- It is important to note that MRI does not use ionizing radiation, as X-rays do, and is generally a safe procedure.
- MRI is a non-invasive medical imaging technique that helps doctors diagnose certain anatomic abnormalities/pathological conditions.
- This technique uses proton nuclear magnetic resonance to generate proton density images of body parts.
- MRI uses a powerful magnetic field, radio frequency pulses and a computer to produce detailed images of organs, soft tissues, bones and virtually all other internal body structures.
To note: IRMM provides good contrast between the different soft tissues of the body, which makes it particularly useful for imaging the brain, muscle, heart and cancerous tissue compared to other medical imaging techniques such as computed tomography (CT)/X-rays.
MRI scanner and procedure:
- The MRI scanner is a giant circular magnetic tube.
- A patient is placed on a mobile bed which is inserted into the magnet.
- The human body is mostly made up of water molecules which each contain two hydrogen nuclei/protons.
- The magnet creates a strong magnetic field which aligns the protons with the direction of the magnetic field (protons are not aligned under normal conditions).
- A second radio frequency electromagnetic field is then activated for a brief period.

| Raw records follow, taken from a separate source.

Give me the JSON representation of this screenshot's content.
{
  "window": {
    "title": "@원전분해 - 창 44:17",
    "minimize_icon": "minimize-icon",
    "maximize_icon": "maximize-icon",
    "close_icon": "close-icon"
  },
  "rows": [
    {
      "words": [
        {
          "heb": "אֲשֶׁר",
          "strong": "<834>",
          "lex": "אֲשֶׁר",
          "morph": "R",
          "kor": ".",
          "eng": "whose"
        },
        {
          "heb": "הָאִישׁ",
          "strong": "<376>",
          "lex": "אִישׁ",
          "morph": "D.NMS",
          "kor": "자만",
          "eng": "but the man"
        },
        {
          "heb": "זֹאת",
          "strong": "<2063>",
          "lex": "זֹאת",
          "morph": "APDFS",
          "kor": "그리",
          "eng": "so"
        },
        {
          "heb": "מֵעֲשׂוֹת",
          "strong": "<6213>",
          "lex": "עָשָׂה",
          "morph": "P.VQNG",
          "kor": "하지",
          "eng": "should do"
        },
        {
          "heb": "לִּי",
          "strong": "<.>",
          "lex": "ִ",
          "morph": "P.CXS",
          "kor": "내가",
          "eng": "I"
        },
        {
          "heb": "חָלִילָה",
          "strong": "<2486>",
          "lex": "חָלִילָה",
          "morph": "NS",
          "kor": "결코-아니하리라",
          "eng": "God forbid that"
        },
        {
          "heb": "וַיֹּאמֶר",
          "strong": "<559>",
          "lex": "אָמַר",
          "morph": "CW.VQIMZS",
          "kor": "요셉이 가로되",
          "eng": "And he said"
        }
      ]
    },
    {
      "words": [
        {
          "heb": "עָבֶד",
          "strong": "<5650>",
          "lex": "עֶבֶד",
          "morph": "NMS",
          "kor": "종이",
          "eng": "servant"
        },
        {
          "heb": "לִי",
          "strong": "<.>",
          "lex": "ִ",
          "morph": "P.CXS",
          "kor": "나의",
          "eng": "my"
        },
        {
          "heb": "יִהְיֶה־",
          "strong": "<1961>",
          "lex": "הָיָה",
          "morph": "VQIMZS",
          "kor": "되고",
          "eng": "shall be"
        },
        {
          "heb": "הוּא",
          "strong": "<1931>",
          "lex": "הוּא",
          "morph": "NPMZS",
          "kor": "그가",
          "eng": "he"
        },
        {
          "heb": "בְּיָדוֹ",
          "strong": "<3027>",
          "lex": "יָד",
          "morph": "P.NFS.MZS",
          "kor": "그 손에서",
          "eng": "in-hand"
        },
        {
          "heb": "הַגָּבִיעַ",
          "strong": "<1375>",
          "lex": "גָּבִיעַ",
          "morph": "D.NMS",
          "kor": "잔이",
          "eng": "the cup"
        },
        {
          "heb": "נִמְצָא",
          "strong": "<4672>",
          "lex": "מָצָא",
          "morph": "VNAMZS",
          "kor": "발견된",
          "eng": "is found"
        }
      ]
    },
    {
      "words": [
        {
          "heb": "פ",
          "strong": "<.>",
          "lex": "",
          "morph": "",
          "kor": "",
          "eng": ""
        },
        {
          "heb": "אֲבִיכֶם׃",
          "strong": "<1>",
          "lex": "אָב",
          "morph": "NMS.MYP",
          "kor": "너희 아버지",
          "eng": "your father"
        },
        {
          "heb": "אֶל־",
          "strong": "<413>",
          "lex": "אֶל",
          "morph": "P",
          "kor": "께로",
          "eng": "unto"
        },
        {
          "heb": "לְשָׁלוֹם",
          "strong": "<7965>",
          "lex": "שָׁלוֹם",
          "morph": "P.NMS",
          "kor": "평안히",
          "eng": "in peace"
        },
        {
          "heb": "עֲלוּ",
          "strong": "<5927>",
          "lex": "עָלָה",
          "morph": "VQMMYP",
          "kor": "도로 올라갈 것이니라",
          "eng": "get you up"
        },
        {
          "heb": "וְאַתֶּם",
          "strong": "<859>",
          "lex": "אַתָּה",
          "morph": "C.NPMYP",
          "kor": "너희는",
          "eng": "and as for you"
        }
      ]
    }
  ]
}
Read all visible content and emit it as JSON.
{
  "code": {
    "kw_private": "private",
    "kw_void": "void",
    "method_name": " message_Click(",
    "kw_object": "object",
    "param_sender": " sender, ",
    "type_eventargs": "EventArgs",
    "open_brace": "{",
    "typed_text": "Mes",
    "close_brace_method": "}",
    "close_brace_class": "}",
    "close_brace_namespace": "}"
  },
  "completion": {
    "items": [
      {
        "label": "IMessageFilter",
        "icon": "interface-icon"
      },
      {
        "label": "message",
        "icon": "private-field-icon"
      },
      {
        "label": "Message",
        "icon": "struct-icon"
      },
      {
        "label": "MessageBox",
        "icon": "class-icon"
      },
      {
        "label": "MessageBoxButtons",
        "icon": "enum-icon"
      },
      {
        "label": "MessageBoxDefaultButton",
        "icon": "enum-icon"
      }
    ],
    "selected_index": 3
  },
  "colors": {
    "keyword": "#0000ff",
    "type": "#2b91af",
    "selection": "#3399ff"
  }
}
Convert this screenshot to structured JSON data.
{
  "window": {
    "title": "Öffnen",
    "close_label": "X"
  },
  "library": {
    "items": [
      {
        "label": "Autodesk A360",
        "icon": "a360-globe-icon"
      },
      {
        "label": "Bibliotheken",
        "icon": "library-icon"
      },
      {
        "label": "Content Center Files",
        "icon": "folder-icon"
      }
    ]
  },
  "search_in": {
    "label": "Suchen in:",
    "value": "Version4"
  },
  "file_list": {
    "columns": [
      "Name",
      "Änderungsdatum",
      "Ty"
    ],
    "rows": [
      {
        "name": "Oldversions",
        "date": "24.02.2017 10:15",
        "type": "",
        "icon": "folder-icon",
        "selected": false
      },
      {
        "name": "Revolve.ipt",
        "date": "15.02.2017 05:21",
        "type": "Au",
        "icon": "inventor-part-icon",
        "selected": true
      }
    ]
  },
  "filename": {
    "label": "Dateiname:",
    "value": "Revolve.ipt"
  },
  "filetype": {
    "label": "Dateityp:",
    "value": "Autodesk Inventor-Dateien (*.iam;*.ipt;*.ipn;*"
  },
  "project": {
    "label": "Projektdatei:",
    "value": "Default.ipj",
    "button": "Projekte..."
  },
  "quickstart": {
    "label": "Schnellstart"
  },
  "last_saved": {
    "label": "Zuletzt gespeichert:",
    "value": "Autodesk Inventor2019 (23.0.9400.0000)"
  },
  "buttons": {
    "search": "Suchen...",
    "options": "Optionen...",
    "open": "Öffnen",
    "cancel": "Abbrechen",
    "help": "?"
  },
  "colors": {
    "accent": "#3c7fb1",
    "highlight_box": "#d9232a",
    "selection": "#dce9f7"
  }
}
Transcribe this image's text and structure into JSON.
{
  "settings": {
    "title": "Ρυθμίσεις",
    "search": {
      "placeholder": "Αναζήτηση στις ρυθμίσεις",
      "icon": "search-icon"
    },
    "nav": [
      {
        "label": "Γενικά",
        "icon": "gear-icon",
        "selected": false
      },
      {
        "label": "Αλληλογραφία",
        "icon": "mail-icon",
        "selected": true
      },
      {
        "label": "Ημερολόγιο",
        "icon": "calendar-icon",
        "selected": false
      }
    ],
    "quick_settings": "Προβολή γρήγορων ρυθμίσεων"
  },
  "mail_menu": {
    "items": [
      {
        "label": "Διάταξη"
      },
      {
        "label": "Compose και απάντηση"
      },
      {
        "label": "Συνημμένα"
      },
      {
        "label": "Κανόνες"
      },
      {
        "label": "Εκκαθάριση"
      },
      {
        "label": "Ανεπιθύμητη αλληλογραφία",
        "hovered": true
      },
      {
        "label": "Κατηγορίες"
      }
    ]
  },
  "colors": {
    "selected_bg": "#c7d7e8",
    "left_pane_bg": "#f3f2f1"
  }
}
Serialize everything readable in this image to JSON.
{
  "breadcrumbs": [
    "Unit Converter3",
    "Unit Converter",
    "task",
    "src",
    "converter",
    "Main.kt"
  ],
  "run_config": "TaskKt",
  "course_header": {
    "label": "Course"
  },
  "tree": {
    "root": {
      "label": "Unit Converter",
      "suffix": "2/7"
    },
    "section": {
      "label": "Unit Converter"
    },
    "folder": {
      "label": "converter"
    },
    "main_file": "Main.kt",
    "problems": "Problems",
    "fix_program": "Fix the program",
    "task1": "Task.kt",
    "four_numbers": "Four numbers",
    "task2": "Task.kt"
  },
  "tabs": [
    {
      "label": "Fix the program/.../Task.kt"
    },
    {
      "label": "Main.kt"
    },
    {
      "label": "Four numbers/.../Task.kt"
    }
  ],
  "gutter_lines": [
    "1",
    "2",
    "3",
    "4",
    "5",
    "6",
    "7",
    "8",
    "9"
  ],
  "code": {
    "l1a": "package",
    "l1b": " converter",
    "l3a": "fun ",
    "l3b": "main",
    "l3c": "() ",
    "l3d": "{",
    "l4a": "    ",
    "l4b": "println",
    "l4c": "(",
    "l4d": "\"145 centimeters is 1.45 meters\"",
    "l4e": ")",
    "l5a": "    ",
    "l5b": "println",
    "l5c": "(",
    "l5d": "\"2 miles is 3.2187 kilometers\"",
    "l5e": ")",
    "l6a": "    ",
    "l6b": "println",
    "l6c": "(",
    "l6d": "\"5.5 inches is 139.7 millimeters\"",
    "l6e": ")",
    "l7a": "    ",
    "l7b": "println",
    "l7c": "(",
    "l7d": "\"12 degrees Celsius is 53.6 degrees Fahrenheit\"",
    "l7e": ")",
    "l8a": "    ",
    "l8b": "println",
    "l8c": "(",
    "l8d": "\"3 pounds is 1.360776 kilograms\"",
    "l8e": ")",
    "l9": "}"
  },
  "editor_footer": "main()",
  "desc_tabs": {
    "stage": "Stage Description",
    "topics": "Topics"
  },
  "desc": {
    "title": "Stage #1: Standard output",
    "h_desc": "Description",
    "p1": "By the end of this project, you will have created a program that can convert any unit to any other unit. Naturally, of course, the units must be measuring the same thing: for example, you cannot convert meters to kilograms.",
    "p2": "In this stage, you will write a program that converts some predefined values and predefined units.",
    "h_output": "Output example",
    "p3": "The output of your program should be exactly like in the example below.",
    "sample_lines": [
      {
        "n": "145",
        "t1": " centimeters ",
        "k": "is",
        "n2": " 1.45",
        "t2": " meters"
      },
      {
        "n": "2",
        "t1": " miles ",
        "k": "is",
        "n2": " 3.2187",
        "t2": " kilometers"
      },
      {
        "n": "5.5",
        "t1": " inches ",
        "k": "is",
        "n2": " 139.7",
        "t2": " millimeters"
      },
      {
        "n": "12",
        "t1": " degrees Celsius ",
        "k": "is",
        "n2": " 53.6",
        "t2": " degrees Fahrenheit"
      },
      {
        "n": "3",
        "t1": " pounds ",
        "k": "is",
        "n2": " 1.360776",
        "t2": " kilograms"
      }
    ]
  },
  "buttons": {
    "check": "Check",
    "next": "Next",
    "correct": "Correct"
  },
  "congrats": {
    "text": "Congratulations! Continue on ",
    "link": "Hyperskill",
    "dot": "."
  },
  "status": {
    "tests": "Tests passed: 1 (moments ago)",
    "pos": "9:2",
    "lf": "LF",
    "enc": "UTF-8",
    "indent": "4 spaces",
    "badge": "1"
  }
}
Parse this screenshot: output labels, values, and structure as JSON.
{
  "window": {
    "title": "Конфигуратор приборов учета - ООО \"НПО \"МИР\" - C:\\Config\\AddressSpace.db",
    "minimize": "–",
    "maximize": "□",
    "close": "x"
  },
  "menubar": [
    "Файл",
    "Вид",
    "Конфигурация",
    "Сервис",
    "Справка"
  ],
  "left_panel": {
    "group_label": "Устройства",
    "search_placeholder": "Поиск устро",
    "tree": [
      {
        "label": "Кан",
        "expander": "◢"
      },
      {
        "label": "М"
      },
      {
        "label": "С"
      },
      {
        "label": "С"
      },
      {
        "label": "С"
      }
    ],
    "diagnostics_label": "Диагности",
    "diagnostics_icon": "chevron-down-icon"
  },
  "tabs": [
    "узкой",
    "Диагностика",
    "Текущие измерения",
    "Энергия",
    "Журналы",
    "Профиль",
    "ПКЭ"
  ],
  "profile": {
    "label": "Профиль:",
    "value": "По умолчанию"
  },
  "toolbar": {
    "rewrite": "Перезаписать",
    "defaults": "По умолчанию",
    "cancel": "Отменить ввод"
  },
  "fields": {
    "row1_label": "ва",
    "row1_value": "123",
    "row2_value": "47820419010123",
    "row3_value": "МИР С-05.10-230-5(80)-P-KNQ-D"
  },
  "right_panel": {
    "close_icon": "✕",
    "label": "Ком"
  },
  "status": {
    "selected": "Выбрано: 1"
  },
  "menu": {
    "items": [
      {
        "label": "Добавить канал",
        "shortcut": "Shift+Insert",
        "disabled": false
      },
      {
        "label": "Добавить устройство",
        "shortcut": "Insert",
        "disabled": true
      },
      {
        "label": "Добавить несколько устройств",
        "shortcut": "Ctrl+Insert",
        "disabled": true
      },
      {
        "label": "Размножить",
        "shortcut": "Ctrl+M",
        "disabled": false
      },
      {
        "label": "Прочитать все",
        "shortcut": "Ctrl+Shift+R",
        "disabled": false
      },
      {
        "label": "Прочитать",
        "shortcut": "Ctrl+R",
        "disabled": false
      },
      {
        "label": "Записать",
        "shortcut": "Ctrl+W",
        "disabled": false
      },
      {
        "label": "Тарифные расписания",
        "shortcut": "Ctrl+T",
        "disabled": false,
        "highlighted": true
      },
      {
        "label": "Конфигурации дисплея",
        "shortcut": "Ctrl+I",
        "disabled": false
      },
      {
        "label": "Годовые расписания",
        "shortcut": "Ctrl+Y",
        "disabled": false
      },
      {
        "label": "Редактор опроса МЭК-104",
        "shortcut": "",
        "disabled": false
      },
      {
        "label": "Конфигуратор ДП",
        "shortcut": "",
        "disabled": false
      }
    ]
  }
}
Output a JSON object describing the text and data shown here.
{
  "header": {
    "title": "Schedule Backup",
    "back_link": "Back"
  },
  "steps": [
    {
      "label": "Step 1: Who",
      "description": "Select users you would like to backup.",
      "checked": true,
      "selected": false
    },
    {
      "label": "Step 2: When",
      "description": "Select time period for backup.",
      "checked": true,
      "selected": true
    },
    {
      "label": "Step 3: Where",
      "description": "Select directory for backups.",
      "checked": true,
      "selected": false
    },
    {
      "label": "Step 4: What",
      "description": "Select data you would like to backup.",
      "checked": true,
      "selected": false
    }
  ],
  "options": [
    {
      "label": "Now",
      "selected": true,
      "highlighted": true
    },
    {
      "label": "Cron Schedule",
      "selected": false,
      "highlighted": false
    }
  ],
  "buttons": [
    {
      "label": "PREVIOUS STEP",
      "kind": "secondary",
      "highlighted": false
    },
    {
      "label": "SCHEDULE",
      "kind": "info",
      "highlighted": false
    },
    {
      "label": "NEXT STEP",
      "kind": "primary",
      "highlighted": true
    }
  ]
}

Protons absorb some of the energy of these radio waves.
- When this second radio frequency emission field is turned off, the protons release energy at a radio frequency that can be detected by the MRI scanner. (Protons return to their steady state from the energized state at different relaxation rates).
- Different tissue types emit different “quanta” of energy (in the form of different wavelengths and at different rates)
- Abnormal tissues, such as tumors, can be detected because protons in different tissue types return to their steady state at different rates.
- Tissues such as bone containing less water (therefore fewer protons) look different on an MRI image.
- As a result, there is a contrast between the images of different tissues depending on their water content.
- Even in the case of the same tissue, healthy normal cells and diseased cells emit different energy waves – hence the difference in images of different cell types.
- The information received is processed by a computer and an image is generated.
- The image and resolution produced by MRI is quite detailed and can detect minute structural changes in the body.
- For some procedures, radiocontrast agents, such as gadolinium, are used to increase image accuracy/resolution.
- After scanning is complete, computer-generated images (tomographs – images of thin slices of body parts) can be transferred to film (hard copy).
- A radiologist interprets the images of the body parts and gives his diagnostic opinion.
- MRI is used to distinguish pathological tissue (such as brain tumors) from normal tissue.
- MRI can even show hairline fractures in the pelvis and hip that may not be detected by traditional X-ray/CT scans.
- Bloating of blood vessels called aneurysms can be detected using MRI (aneurysms can occur when a tear begins in the layers of the walls of the aorta, arteries, veins/part of the heart).
- Also, MRI is preferred over CT scans because CT scan involves effects of ionizing radiation whereas MRI does not have ionizing radiation.